In the framework of Backwards Design, learning activities include any type of activity that students undertake to work with the concepts and skills that lead to reaching the desired learning outcomes. This means that most assessments – especially authentic assessments – are also learning activities, so much of this module will also be helpful as you think through assessments as well.
In all types of courses, the focus should be providing opportunities for students to actively learn, share, and work with their fellow classmates and the instructor.
The concept of active learning encompasses a wide variety of learning activities in which students engage with the course content. The focus of active learning is to foster that engagement. When students sit and passively watch or listen to lectures – whether in person or on video – they are not actively engaging with the content. If you think about the difference between your engagement with the topic at hand when you are simply listening to someone report out on the topic at a committee meeting versus when you are actively debating the topic with colleagues, you can see the difference. If students are actively involved in working with the content, they will learn more, be more satisfied, and be more successful in your course.
You may have come across active learning through the Seven Principles of Undergraduate Education. Chickering and Gamson note that students “must talk about what they are learning, write about it, relate it to past experiences, apply it to their daily lives. They must make what they learn part of themselves” (p. 4).
Dee Fink (2005), a leading author in active learning, suggests thinking about active learning as the intersection of three components
- Doing or observing (what Fink calls a “rich learning experience”),
- Information and ideas
- Reflective dialogue
Rich Learning Activities
A “rich learning experience” is an activity that aligns with both learning outcomes and assessments and provides opportunities for students to learn new concepts and skills or to practice with concepts and skills they have recently learned. Providing “hands-on” activities for students, either individually or in small groups, is an important way to both increase motivation and support learning. Situations where students actively participate and work with the content are more effective in encouraging students to think reflectively and push their understanding of the concepts than situations where students receive information passively. Well-designed learning activities promote that kind of active learning.

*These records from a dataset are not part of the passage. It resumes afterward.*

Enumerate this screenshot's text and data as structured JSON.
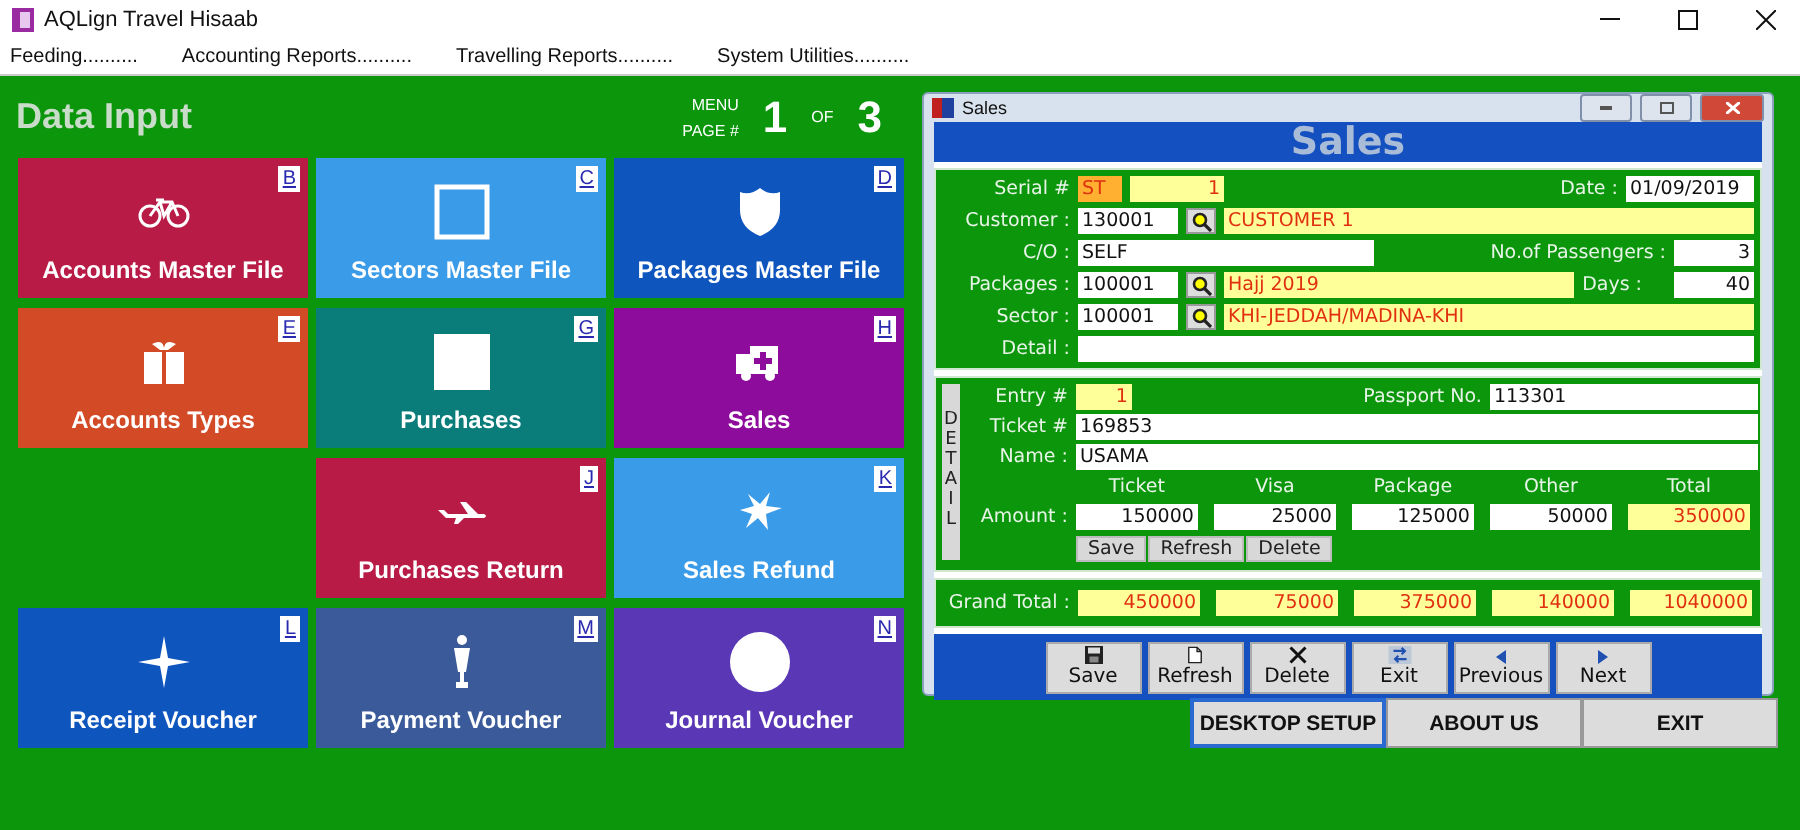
{
  "window": {
    "title": "AQLign Travel Hisaab"
  },
  "menu": [
    "Feeding..........",
    "Accounting Reports..........",
    "Travelling Reports..........",
    "System Utilities.........."
  ],
  "section_title": "Data Input",
  "menu_page": {
    "label_top": "MENU",
    "label_bottom": "PAGE #",
    "current": "1",
    "of": "OF",
    "total": "3"
  },
  "tile_rows": [
    [
      {
        "label": "Accounts Master File",
        "shortcut": "B",
        "color": "#b81c46"
      },
      {
        "label": "Sectors Master File",
        "shortcut": "C",
        "color": "#3a9be8"
      },
      {
        "label": "Packages Master File",
        "shortcut": "D",
        "color": "#0f55be"
      }
    ],
    [
      {
        "label": "Accounts Types",
        "shortcut": "E",
        "color": "#d24a26"
      },
      {
        "label": "Purchases",
        "shortcut": "G",
        "color": "#0a7d7a"
      },
      {
        "label": "Sales",
        "shortcut": "H",
        "color": "#8e0c9c"
      }
    ],
    [
      {
        "label": "Purchases Return",
        "shortcut": "J",
        "color": "#b81c46"
      },
      {
        "label": "Sales Refund",
        "shortcut": "K",
        "color": "#3a9be8"
      }
    ],
    [
      {
        "label": "Receipt Voucher",
        "shortcut": "L",
        "color": "#0f55be"
      },
      {
        "label": "Payment Voucher",
        "shortcut": "M",
        "color": "#3a5a9a"
      },
      {
        "label": "Journal Voucher",
        "shortcut": "N",
        "color": "#5a37b5"
      }
    ]
  ],
  "sales_window": {
    "title": "Sales",
    "heading": "Sales",
    "header": {
      "serial_label": "Serial #",
      "serial_prefix": "ST",
      "serial_number": "1",
      "date_label": "Date :",
      "date": "01/09/2019",
      "customer_label": "Customer :",
      "customer_code": "130001",
      "customer_name": "CUSTOMER 1",
      "co_label": "C/O :",
      "co": "SELF",
      "passengers_label": "No.of Passengers :",
      "passengers": "3",
      "packages_label": "Packages :",
      "package_code": "100001",
      "package_name": "Hajj 2019",
      "days_label": "Days :",
      "days": "40",
      "sector_label": "Sector :",
      "sector_code": "100001",
      "sector_name": "KHI-JEDDAH/MADINA-KHI",
      "detail_label": "Detail :"
    },
    "detail": {
      "side_label": "DETAIL",
      "entry_label": "Entry #",
      "entry": "1",
      "passport_label": "Passport No.",
      "passport": "113301",
      "ticket_label": "Ticket #",
      "ticket": "169853",
      "name_label": "Name :",
      "name": "USAMA",
      "amount_label": "Amount :",
      "amount_columns": [
        "Ticket",
        "Visa",
        "Package",
        "Other",
        "Total"
      ],
      "amounts": [
        {
          "value": "150000",
          "readonly": false
        },
        {
          "value": "25000",
          "readonly": false
        },
        {
          "value": "125000",
          "readonly": false
        },
        {
          "value": "50000",
          "readonly": false
        },
        {
          "value": "350000",
          "readonly": true
        }
      ],
      "buttons": [
        "Save",
        "Refresh",
        "Delete"
      ]
    },
    "grand_total_label": "Grand Total :",
    "grand_totals": [
      "450000",
      "75000",
      "375000",
      "140000",
      "1040000"
    ],
    "toolbar": [
      {
        "label": "Save",
        "kind": "save"
      },
      {
        "label": "Refresh",
        "kind": "refresh"
      },
      {
        "label": "Delete",
        "kind": "delete"
      },
      {
        "label": "Exit",
        "kind": "exit"
      },
      {
        "label": "Previous",
        "kind": "previous"
      },
      {
        "label": "Next",
        "kind": "next"
      }
    ]
  },
  "bottom_buttons": [
    {
      "label": "DESKTOP SETUP",
      "focused": true
    },
    {
      "label": "ABOUT US",
      "focused": false
    },
    {
      "label": "EXIT",
      "focused": false
    }
  ]
}
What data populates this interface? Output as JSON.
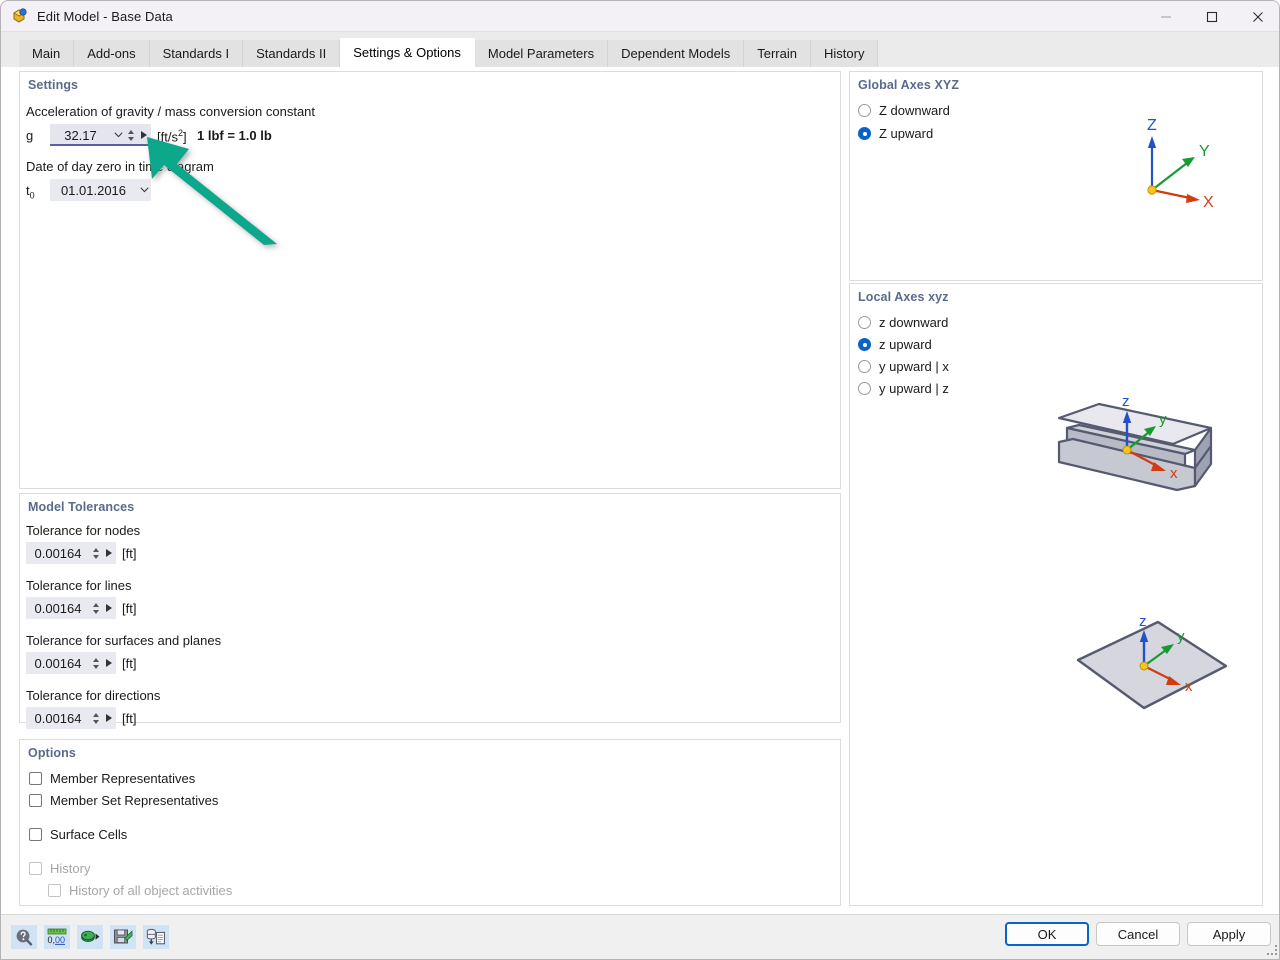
{
  "window": {
    "title": "Edit Model - Base Data",
    "icon": "model-icon",
    "controls": {
      "minimize": "minimize-icon",
      "maximize": "maximize-icon",
      "close": "close-icon"
    }
  },
  "tabs": [
    {
      "label": "Main",
      "active": false
    },
    {
      "label": "Add-ons",
      "active": false
    },
    {
      "label": "Standards I",
      "active": false
    },
    {
      "label": "Standards II",
      "active": false
    },
    {
      "label": "Settings & Options",
      "active": true
    },
    {
      "label": "Model Parameters",
      "active": false
    },
    {
      "label": "Dependent Models",
      "active": false
    },
    {
      "label": "Terrain",
      "active": false
    },
    {
      "label": "History",
      "active": false
    }
  ],
  "settings": {
    "title": "Settings",
    "gravity_caption": "Acceleration of gravity / mass conversion constant",
    "gravity_symbol": "g",
    "gravity_value": "32.17",
    "gravity_unit_prefix": "[ft/s",
    "gravity_unit_sup": "2",
    "gravity_unit_suffix": "]",
    "conversion_note": "1 lbf = 1.0 lb",
    "date_caption": "Date of day zero in time diagram",
    "date_symbol_main": "t",
    "date_symbol_sub": "0",
    "date_value": "01.01.2016"
  },
  "tolerances": {
    "title": "Model Tolerances",
    "unit": "[ft]",
    "items": [
      {
        "label": "Tolerance for nodes",
        "value": "0.00164"
      },
      {
        "label": "Tolerance for lines",
        "value": "0.00164"
      },
      {
        "label": "Tolerance for surfaces and planes",
        "value": "0.00164"
      },
      {
        "label": "Tolerance for directions",
        "value": "0.00164"
      }
    ]
  },
  "options": {
    "title": "Options",
    "items": [
      {
        "label": "Member Representatives",
        "checked": false,
        "disabled": false,
        "indent": 0
      },
      {
        "label": "Member Set Representatives",
        "checked": false,
        "disabled": false,
        "indent": 0
      },
      {
        "label": "Surface Cells",
        "checked": false,
        "disabled": false,
        "indent": 0
      },
      {
        "label": "History",
        "checked": false,
        "disabled": true,
        "indent": 0
      },
      {
        "label": "History of all object activities",
        "checked": false,
        "disabled": true,
        "indent": 1
      }
    ]
  },
  "global_axes": {
    "title": "Global Axes XYZ",
    "options": [
      {
        "label": "Z downward",
        "selected": false
      },
      {
        "label": "Z upward",
        "selected": true
      }
    ],
    "diagram": {
      "name": "global-axes-diagram",
      "axis_z": "Z",
      "axis_y": "Y",
      "axis_x": "X"
    }
  },
  "local_axes": {
    "title": "Local Axes xyz",
    "options": [
      {
        "label": "z downward",
        "selected": false
      },
      {
        "label": "z upward",
        "selected": true
      },
      {
        "label": "y upward | x",
        "selected": false
      },
      {
        "label": "y upward | z",
        "selected": false
      }
    ],
    "beam_diagram": {
      "name": "i-beam-local-axes-diagram",
      "axis_z": "z",
      "axis_y": "y",
      "axis_x": "x"
    },
    "surface_diagram": {
      "name": "surface-local-axes-diagram",
      "axis_z": "z",
      "axis_y": "y",
      "axis_x": "x"
    }
  },
  "toolbar": [
    {
      "name": "help-icon"
    },
    {
      "name": "units-icon"
    },
    {
      "name": "export-icon"
    },
    {
      "name": "save-defaults-icon"
    },
    {
      "name": "copy-to-clipboard-icon"
    }
  ],
  "dialog_buttons": {
    "ok": "OK",
    "cancel": "Cancel",
    "apply": "Apply"
  },
  "annotation": {
    "name": "callout-arrow",
    "color": "#10a78b",
    "points_to": "gravity-value-field"
  },
  "colors": {
    "accent_blue": "#0a64c8",
    "panel_heading": "#5a6b8c",
    "field_bg": "#e9e9f0",
    "axis_z": "#2052c8",
    "axis_y": "#159b2f",
    "axis_x": "#d23c10",
    "origin": "#f5c518",
    "arrow_teal": "#10a78b"
  }
}
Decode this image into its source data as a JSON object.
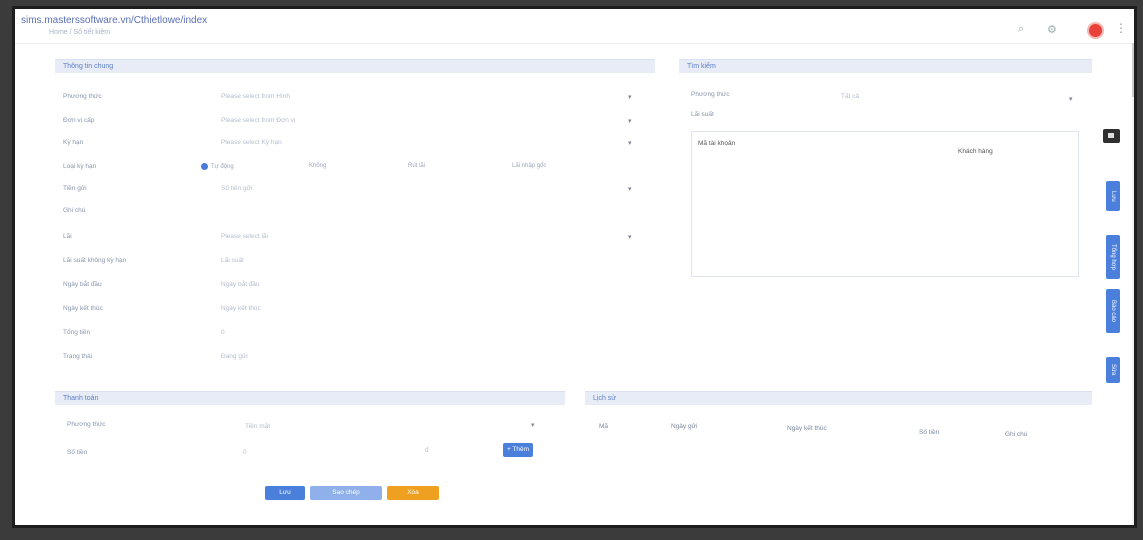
{
  "header": {
    "url": "sims.masterssoftware.vn/Cthietlowe/index",
    "breadcrumb": "Home  /  Sổ tiết kiệm",
    "search_icon": "search-icon",
    "settings_icon": "gear-icon",
    "more_icon": "more-vertical-icon"
  },
  "info_panel": {
    "title": "Thông tin chung",
    "fields": [
      {
        "label": "Phương thức",
        "value": "Please select from Hình"
      },
      {
        "label": "Đơn vị cấp",
        "value": "Please select from Đơn vị"
      },
      {
        "label": "Kỳ hạn",
        "value": "Please select Kỳ hạn"
      },
      {
        "label": "Loại kỳ hạn",
        "value": ""
      },
      {
        "label": "Tiền gửi",
        "value": "Số tiền gửi"
      },
      {
        "label": "Ghi chú",
        "value": ""
      },
      {
        "label": "Lãi",
        "value": "Please select lãi"
      },
      {
        "label": "Lãi suất không kỳ hạn",
        "value": "Lãi suất"
      },
      {
        "label": "Ngày bắt đầu",
        "value": "Ngày bắt đầu"
      },
      {
        "label": "Ngày kết thúc",
        "value": "Ngày kết thúc"
      },
      {
        "label": "Tổng tiền",
        "value": "0"
      },
      {
        "label": "Trạng thái",
        "value": "Đang gửi"
      }
    ],
    "radio_options": [
      "Tự động",
      "Không",
      "Rút lãi",
      "Lãi nhập gốc"
    ]
  },
  "filter_panel": {
    "title": "Tìm kiếm",
    "type_label": "Phương thức",
    "type_value": "Tất cả",
    "sub_label": "Lãi suất",
    "table_headers": [
      "Mã tài khoản",
      "Khách hàng"
    ]
  },
  "bottom_left": {
    "title": "Thanh toán",
    "field1_label": "Phương thức",
    "field1_value": "Tiền mặt",
    "field2_label": "Số tiền",
    "field2_value": "0",
    "unit": "đ",
    "add_label": "+ Thêm"
  },
  "bottom_right": {
    "title": "Lịch sử",
    "headers": [
      "Mã",
      "Ngày gửi",
      "Ngày kết thúc",
      "Số tiền",
      "Ghi chú"
    ]
  },
  "actions": {
    "save": "Lưu",
    "copy": "Sao chép",
    "delete": "Xóa"
  },
  "side_buttons": [
    "Lưu",
    "Tổng hợp",
    "Báo cáo",
    "Sửa"
  ],
  "colors": {
    "primary": "#4a7fdc",
    "warning": "#f0a020",
    "secondary": "#8fb0ea",
    "danger": "#e8413a"
  }
}
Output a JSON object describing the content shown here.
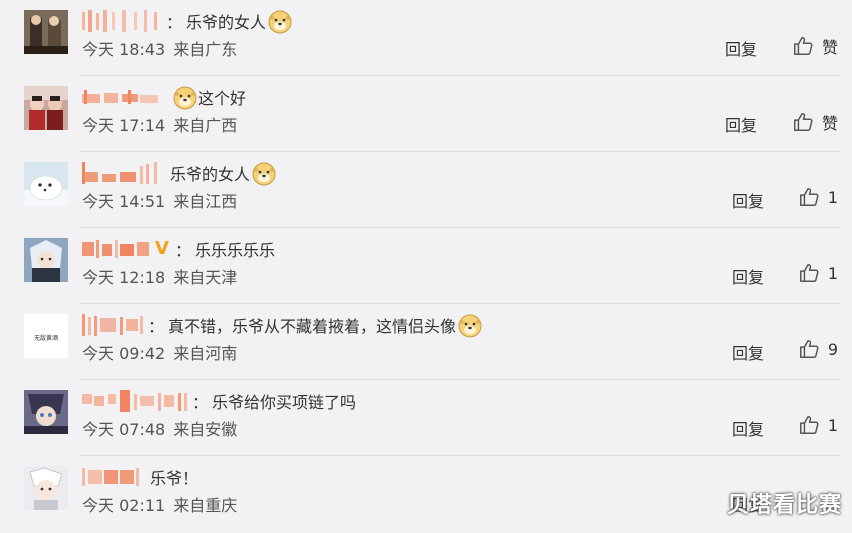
{
  "comments": [
    {
      "colon": "：",
      "text": "乐爷的女人",
      "emoji": true,
      "v": false,
      "time": "今天 18:43",
      "location": "来自广东",
      "reply": "回复",
      "likes": "赞"
    },
    {
      "colon": "",
      "text": "这个好",
      "emoji_before": true,
      "v": false,
      "time": "今天 17:14",
      "location": "来自广西",
      "reply": "回复",
      "likes": "赞"
    },
    {
      "colon": "",
      "text": "乐爷的女人",
      "emoji": true,
      "v": false,
      "time": "今天 14:51",
      "location": "来自江西",
      "reply": "回复",
      "likes": "1"
    },
    {
      "colon": "：",
      "text": "乐乐乐乐乐",
      "emoji": false,
      "v": true,
      "time": "今天 12:18",
      "location": "来自天津",
      "reply": "回复",
      "likes": "1"
    },
    {
      "colon": "：",
      "text": "真不错，乐爷从不藏着掖着，这情侣头像",
      "emoji": true,
      "v": false,
      "time": "今天 09:42",
      "location": "来自河南",
      "reply": "回复",
      "likes": "9"
    },
    {
      "colon": "：",
      "text": "乐爷给你买项链了吗",
      "emoji": false,
      "v": false,
      "time": "今天 07:48",
      "location": "来自安徽",
      "reply": "回复",
      "likes": "1"
    },
    {
      "colon": "",
      "text": "乐爷！",
      "emoji": false,
      "v": false,
      "time": "今天 02:11",
      "location": "来自重庆",
      "reply": "回复",
      "likes": ""
    }
  ],
  "watermark": "贝塔看比赛",
  "avatar_texts": {
    "a5": "无敌黄酒"
  },
  "colors": {
    "background": "#f2f2f5",
    "divider": "#dcdcdf",
    "redacted_name": "#f0855f",
    "verified": "#f3a01c"
  },
  "icons": {
    "like": "thumbs-up-icon",
    "emoji": "doge-emoji-icon",
    "verified": "verified-v-icon"
  }
}
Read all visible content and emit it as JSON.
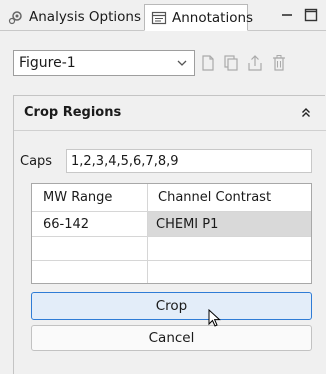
{
  "tabs": [
    {
      "label": "Analysis Options",
      "icon": "gear-doc-icon",
      "active": false
    },
    {
      "label": "Annotations",
      "icon": "annotations-icon",
      "active": true
    }
  ],
  "window_controls": {
    "minimize_icon": "minimize-icon",
    "maximize_icon": "maximize-icon"
  },
  "figure_select": {
    "value": "Figure-1"
  },
  "figure_actions": [
    "new-figure-icon",
    "copy-figure-icon",
    "export-figure-icon",
    "delete-figure-icon"
  ],
  "crop_panel": {
    "title": "Crop Regions",
    "caps_label": "Caps",
    "caps_value": "1,2,3,4,5,6,7,8,9",
    "table": {
      "columns": [
        "MW Range",
        "Channel Contrast"
      ],
      "rows": [
        [
          "66-142",
          "CHEMI P1"
        ]
      ]
    },
    "crop_label": "Crop",
    "cancel_label": "Cancel"
  },
  "colors": {
    "accent": "#2f7cd6",
    "crop_button_bg": "#e3edf9"
  }
}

An example from a Spanish class might be having students explore a local Hispanic market, observing the types of food and how it is organized, reflecting on the differences and similarities to a standard American grocery store, and connecting their reflections to course concepts about culture and its influence on shopping, cooking, and eating. The students could share pictures or video of their exploration and their reflection with the class in person, through a tool such as Canvas Studio, or an online discussion forum where they can compare and contrast their experience with those of their classmates.
Reflection and Reflective Dialogue
For Fink, the Reflective Dialogue component of active learning includes having students reflect on the meaning of their learning experience individually or with others. The reflection can take many different forms from that of a journal to a series of minute papers to a debrief conversation with a peer. The key is that they are prompted to answer questions such as:
- What am I learning?
- What is the value of what I am learning?
- How am I learning?
- What else do I need to learn?
This sort of regular, structured reflection provides opportunities for those moments when connections between concepts are made, alternative perspectives are clarified, and metacognition is improved. Regular reflection also encourages students to notice how much of what they do involves and is grounded in tacit knowledge. Having them verbalize and share their understandings can turn up underlying misconceptions that can be hindering their learning without them being consciously aware of the problem.
If the concept of actively inquiring and reflecting in a cycle sound familiar, they also serve as the basis for Dewey’s Practical Inquiry Model, on which the cognitive presence aspect of the Community of Inquiry Framework is also built.
The content found here was designed by Indiana University and adapted for use by the Institute for Faculty Development at Vanguard University. This material is offered under a CC Attribution Non-Commercial Share Alike license and should be considered under this license unless otherwise noted. The original content was imported from “Designing and Teaching for Impact in Online Courses” from within Canvas Commons.